11/02/2012 06:24 pm ET Updated Dec 06, 2017

The Small Government Fallacy

The fallacy that strong government impedes growth is now damaging the U.S. economy, something that small government advocates don't want to hear. Blindly downsizing government in the name of efficiency leads to very little growth and major recessions. In spite of the evidence, candidates Romney-Ryan continue to advocate privatizing everything from public education to social security, while further deregulating Wall Street.

More and more economists report that weakening government's power to regulate and tax has stagnated economic growth by taking away wealth from the very majority who are the engine of our consumer society and diverting its profits to the least productive segment of society, the holders of capital or rentiers who live off the dividends and capital gains that have much lower tax rates than ordinary income earners.

The result is the U.S. has fallen to the lowest ranking on income inequality. The CIA World Fact Book ranks the U.S. 94th in income equality below all developed countries, Iran, and Russia. In fact, the U.S. is just above Jamaica and the poorest African countries. Wealth -- both income and assets -- has become concentrated among fewer and fewer Americans, in other words. And it has damaged our growth and world standing.

It is an example of the failure of weak government policies that instead of creating more prosperity for all, has diverted it to the wealthiest. And the resulting record income inequality has damaged economic growth say many studies, such as a recent IMF study by Andrew Berg and Jonathan D. Ostry that suggests income inequality might shorten our economic expansion by one-third in jobs lost and goods products.

According to the authors:

"... a careful look at the varying levels of inequality in different countries demonstrates just how much societal divides in wealth really matter. Countries with high inequality are far more likely to fall into financial crisis and far less likely to sustain economic growth," said the authors in a recent Foreign Affairs article.

And it is not uncontrollable technological and social change that has produced a two-tier society. Nobel Economist Joseph Stiglitz argues in a recent review of his latest book, The Price of Inequality, that it is the exercise of raw political power by moneyed interests over legislative and regulatory processes. "While there may be underlying economic forces at play," he writes, "politics have shaped the market, and shaped it in ways that advantage the top at the expense of the rest" (such as taxing the holders of wealth at lower rates than employees' wages and salaries).

This has enabled them to funnel its benefits to the wealthiest via lower taxes on their investments or business-friendly decisions by the highest court, while taking it from the areas that foster growth -- education, infrastructure, as well as the research and development of new products and processes. The subsequent decline in adult incomes has caused a huge drop in wealth for the 80 percent who comprise the consumers that power economic growth.

Stiglitz says:
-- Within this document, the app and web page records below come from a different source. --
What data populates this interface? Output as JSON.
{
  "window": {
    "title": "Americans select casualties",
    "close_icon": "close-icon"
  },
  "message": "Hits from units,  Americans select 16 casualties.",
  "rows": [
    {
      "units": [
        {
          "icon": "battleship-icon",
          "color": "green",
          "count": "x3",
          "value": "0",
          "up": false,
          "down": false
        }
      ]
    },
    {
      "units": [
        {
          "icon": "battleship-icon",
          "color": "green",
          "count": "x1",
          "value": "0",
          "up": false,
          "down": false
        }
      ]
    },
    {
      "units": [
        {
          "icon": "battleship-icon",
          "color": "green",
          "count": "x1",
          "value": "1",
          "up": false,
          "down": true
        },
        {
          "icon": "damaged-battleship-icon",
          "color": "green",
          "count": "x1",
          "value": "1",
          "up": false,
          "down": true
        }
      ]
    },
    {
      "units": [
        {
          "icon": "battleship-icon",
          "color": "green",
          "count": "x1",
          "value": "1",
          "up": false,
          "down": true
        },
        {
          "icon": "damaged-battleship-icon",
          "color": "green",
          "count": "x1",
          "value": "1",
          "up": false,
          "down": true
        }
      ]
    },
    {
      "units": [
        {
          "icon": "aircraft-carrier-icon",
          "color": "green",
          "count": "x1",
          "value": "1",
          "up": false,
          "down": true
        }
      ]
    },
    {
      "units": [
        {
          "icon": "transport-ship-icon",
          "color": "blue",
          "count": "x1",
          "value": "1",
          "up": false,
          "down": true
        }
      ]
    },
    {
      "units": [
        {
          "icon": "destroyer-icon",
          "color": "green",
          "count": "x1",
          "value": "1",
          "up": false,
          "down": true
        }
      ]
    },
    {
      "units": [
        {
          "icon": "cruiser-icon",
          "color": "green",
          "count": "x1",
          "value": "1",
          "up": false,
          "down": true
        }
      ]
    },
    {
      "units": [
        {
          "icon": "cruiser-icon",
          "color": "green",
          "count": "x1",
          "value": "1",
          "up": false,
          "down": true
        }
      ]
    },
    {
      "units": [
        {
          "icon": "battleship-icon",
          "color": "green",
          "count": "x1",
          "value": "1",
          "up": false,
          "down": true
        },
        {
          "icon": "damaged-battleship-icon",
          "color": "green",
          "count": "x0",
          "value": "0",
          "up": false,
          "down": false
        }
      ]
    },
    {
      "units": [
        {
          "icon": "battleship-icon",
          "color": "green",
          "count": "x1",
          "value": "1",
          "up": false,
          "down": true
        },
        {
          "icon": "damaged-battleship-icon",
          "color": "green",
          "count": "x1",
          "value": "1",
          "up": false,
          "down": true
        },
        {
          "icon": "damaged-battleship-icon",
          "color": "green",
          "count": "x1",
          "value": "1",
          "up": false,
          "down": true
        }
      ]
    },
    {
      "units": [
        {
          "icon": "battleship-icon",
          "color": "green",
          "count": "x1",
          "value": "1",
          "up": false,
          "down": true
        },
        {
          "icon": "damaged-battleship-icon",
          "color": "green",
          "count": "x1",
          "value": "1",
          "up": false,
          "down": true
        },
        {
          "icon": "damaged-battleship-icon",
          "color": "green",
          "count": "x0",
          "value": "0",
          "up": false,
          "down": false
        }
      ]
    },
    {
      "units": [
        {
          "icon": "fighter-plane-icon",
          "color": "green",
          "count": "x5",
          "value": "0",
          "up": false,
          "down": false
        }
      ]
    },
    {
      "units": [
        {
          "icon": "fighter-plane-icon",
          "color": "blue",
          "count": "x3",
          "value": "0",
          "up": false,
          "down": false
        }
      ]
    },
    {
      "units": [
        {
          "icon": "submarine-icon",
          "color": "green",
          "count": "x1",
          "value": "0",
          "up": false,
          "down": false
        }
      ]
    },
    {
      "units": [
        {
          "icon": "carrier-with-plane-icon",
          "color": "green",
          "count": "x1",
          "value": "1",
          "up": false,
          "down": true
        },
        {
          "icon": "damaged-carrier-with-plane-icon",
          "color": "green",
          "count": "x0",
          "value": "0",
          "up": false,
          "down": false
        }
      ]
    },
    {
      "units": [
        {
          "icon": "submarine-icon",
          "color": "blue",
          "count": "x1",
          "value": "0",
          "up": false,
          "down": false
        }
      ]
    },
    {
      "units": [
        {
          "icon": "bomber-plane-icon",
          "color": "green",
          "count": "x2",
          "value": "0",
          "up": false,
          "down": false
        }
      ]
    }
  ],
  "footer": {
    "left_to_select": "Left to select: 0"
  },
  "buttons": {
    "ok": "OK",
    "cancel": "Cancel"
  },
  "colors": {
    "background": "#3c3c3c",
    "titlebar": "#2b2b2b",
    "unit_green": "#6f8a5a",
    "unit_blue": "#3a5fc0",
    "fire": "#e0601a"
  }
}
"Many at the bottom, or even in the middle, are not living up to their potential, because the rich, needing few public services and worried that a strong government might redistribute income, use their political influence to cut taxes and curtail government spending. This leads to underinvestment in infrastructure, education, and technology, impeding the engines of growth."

Its most graphic evidence is how much of our productivity surge has not been returned to those who created such wealth since the 1970s. That was when the philosophy of "government is the problem" took hold. A coincidence? Hardly. Big business decided to bend the rules their way to impede collective bargaining in the Red States and foster wholesale deregulation of industries, using the rationale of globalization to suppress the wages of American workers and put them in direct competition with workers of developing countries.


Weak growth over the past decade in particular can mainly be traced to the fall in household incomes, and what consumers can really afford. If their incomes were growing as in 2000 before the Bush tax cuts and wars, for instance, then we would already be back to 1990s levels of economic growth.

So we do not have to accept slower growth, if we recognize and right the record inequality that has caused our market economy to repeatedly crash, educational standards and technological research to decline, and so our ability to compete in the global economy.

Because politics created the loss of wealth and slower economic growth, writes Professor Stiglitz, politics can also reverse the decline.

Harlan Green © 2012